The Colts boasted one of the best receiving corps in the league, but they were held in check by the Cleveland secondary. John Mackey had three catches for 41 yards and Jimmie Orr added three receptions for 38 yards. Willie Richardson did not catch a pass until late in the contest and finished with only one reception for eight yards.
In the third period, the Colts were able to keep the game close as pair of Lou Michaels field goals made the score 21-13.
As the game entered the final quarter, Kelly increased the lead for Cleveland with a four-yard touchdown run. On his way to his second straight NFL rushing title, Kelly rushed for a season-high 130 yards on 30 carries.
The extra point attempt by Don Cockroft failed to keep the game within two scores at 27-13. However, after another failed Baltimore possession, Cockroft connected on an 11-yard field goal to make the score 30-13.
The Colts completed the scoring with a touchdown toss from Morrall to Richardson to make the final margin 30-20.
For the game, the Browns out-gained Baltimore 305 yards to 212. The Colts finished the season with the third best rushing defense in the NFL, but surrendered 179 yards on the ground to Kelly and company.
Turnovers also proved to be a key in the game as Baltimore threw four interceptions and lost a fumble.

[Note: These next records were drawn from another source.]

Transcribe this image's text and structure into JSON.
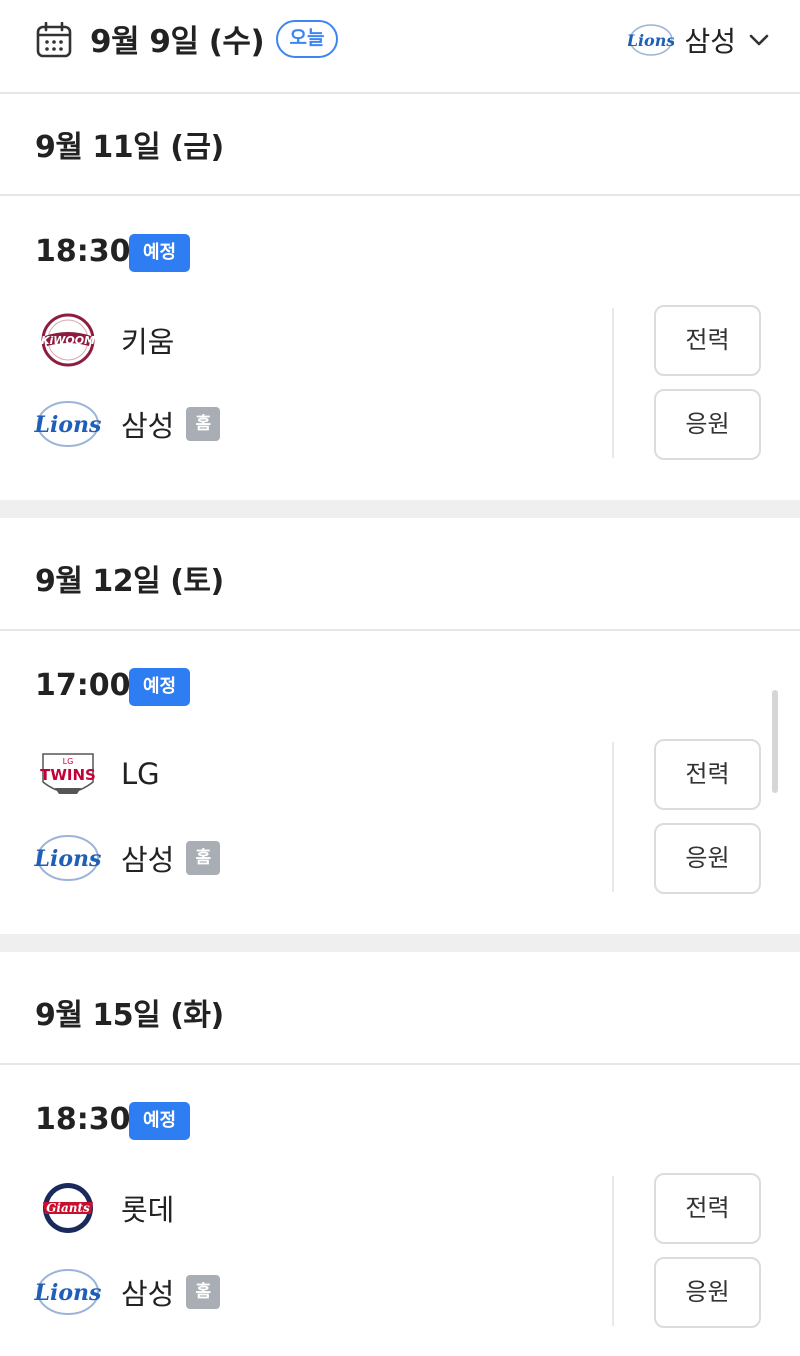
{
  "header": {
    "today_date": "9월 9일 (수)",
    "today_badge": "오늘",
    "selected_team": "삼성",
    "icons": {
      "calendar": "calendar-icon",
      "dropdown": "chevron-down-icon"
    }
  },
  "labels": {
    "btn_lineup": "전력",
    "btn_cheer": "응원",
    "home": "홈"
  },
  "days": [
    {
      "date": "9월 11일 (금)",
      "time": "18:30",
      "status": "예정",
      "away": {
        "name": "키움",
        "logo": "kiwoom-logo"
      },
      "home": {
        "name": "삼성",
        "logo": "lions-logo"
      }
    },
    {
      "date": "9월 12일 (토)",
      "time": "17:00",
      "status": "예정",
      "away": {
        "name": "LG",
        "logo": "lg-twins-logo"
      },
      "home": {
        "name": "삼성",
        "logo": "lions-logo"
      }
    },
    {
      "date": "9월 15일 (화)",
      "time": "18:30",
      "status": "예정",
      "away": {
        "name": "롯데",
        "logo": "lotte-giants-logo"
      },
      "home": {
        "name": "삼성",
        "logo": "lions-logo"
      }
    }
  ],
  "colors": {
    "accent": "#2f7df3",
    "home_badge": "#a9aeb5",
    "separator": "#efefef",
    "lions_blue": "#1f5fb8",
    "kiwoom_red": "#8c1d3f",
    "twins_red": "#c30037",
    "giants_navy": "#1a2a5c"
  },
  "logo_texts": {
    "lions": "Lions",
    "kiwoom": "KiWOOM",
    "twins_small": "LG",
    "twins": "TWINS",
    "giants": "Giants"
  }
}
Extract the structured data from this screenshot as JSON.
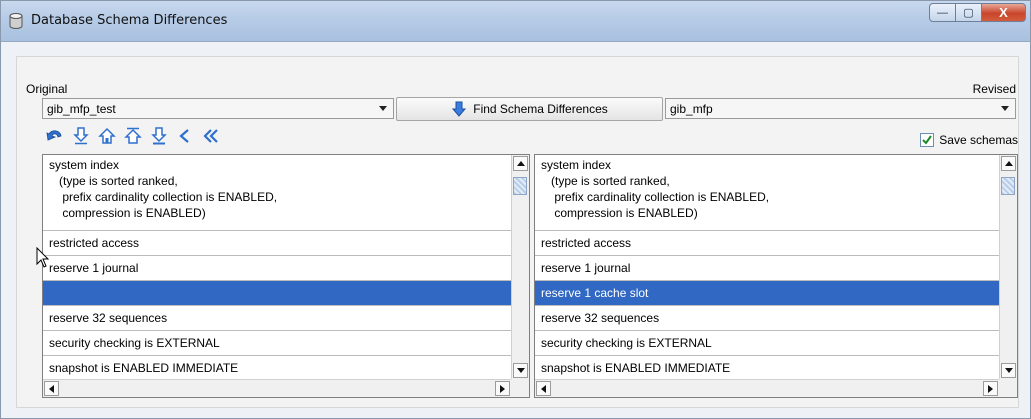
{
  "window": {
    "title": "Database Schema Differences",
    "min_label": "—",
    "max_label": "▢",
    "close_label": "X"
  },
  "labels": {
    "original": "Original",
    "revised": "Revised"
  },
  "original_db": {
    "value": "gib_mfp_test"
  },
  "revised_db": {
    "value": "gib_mfp"
  },
  "find_button": {
    "label": "Find Schema Differences"
  },
  "toolbar": {
    "buttons": [
      "undo-icon",
      "next-diff-icon",
      "home-icon",
      "first-diff-icon",
      "last-diff-icon",
      "previous-icon",
      "rewind-icon"
    ]
  },
  "save_schemas": {
    "label": "Save schemas",
    "checked": true
  },
  "colors": {
    "selection": "#3168c3",
    "accent": "#2f6fce"
  },
  "left_rows": [
    {
      "text": "system index\n   (type is sorted ranked,\n    prefix cardinality collection is ENABLED,\n    compression is ENABLED)",
      "type": "multi"
    },
    {
      "text": "restricted access",
      "type": "single"
    },
    {
      "text": "reserve 1 journal",
      "type": "single"
    },
    {
      "text": "",
      "type": "single",
      "selected": true
    },
    {
      "text": "reserve 32 sequences",
      "type": "single"
    },
    {
      "text": "security checking is EXTERNAL",
      "type": "single"
    },
    {
      "text": "snapshot is ENABLED IMMEDIATE",
      "type": "single"
    }
  ],
  "right_rows": [
    {
      "text": "system index\n   (type is sorted ranked,\n    prefix cardinality collection is ENABLED,\n    compression is ENABLED)",
      "type": "multi"
    },
    {
      "text": "restricted access",
      "type": "single"
    },
    {
      "text": "reserve 1 journal",
      "type": "single"
    },
    {
      "text": "reserve 1 cache slot",
      "type": "single",
      "selected": true
    },
    {
      "text": "reserve 32 sequences",
      "type": "single"
    },
    {
      "text": "security checking is EXTERNAL",
      "type": "single"
    },
    {
      "text": "snapshot is ENABLED IMMEDIATE",
      "type": "single"
    }
  ]
}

The Browns had only one lost fumble in the contest.
Post Script: The victory proved to be just the spark that Cleveland needed. They went on to win eight straight games before dropping their regular season finale. They won the NFL Century Division and then defeated the Dallas Cowboys in the opening round of the playoffs.
Baltimore recovered from their disappointing performance to go the rest of the regular season without losing. They won the NFL Coastal Division with a 13-1 record and defeated the Minnesota Vikings in the opening round of the playoffs to set up a rematch with the Browns.
This time the Colts were prepared for Kelly and company. They held Kelly to 28 yards rushing and Cleveland gained only 173 total yards. Conversely, Baltimore and NFL MVP Earl Morrall gained 353 yards of offense in a 34-0 domination to claim the NFL Championship.
Of course, the dominating performance led just about everyone to expect that Baltimore would steamroll past the New York Jets and win Super Bowl III.
Much like in the loss to the Browns, the Colts were unable to stop the running game of the Jets, turned the ball over at key moments and were unable to turn opportunities into touchdowns as the Jets pulled the greatest upset in Super Bowl history with a 16-7 victory.
Shula left the Colts following the 1969 season to become the head coach of the Miami Dolphins. After coming close to posting an undefeated season with the Colts in both 1967 and 1968, Shula led the Dolphins to a perfect 17-0 mark and a Super Bowl title in 1972.
Blanton Collier retired as coach of the Browns following the 1970 season due to continuing struggles with hearing loss. In eight seasons leading the Browns, Collier led them to double-digit victory seasons five times and posted a 76-34-2 overall record.
The Colts played in Baltimore through the 1983 season before owner Bob Irsay snaked them off to Indianapolis in the middle of the night.
Baltimore was without NFL football until Art Modell, owner of the Browns, announced late in the 1995 season that he would be moving the Browns to Baltimore in 1996.
After an outcry from loyal Cleveland fans, the NFL agreed to the move, but kept the Browns records, logo and colors in Cleveland. A new Cleveland Browns entered the NFL in 1999.
During the first 10 seasons of the new Browns, Cleveland has registered only two winning seasons and one playoff appearance.
Since beginning play in 1996, the Baltimore Ravens have a wining record and are annually a playoff contender. Since 1999, they have had winning records in six of 10 seasons and made five playoff appearances. The Ravens defeated the New York Giants 34-7 in Super Bowl XXXV to give the city of Baltimore their first football championship since Super Bowl V.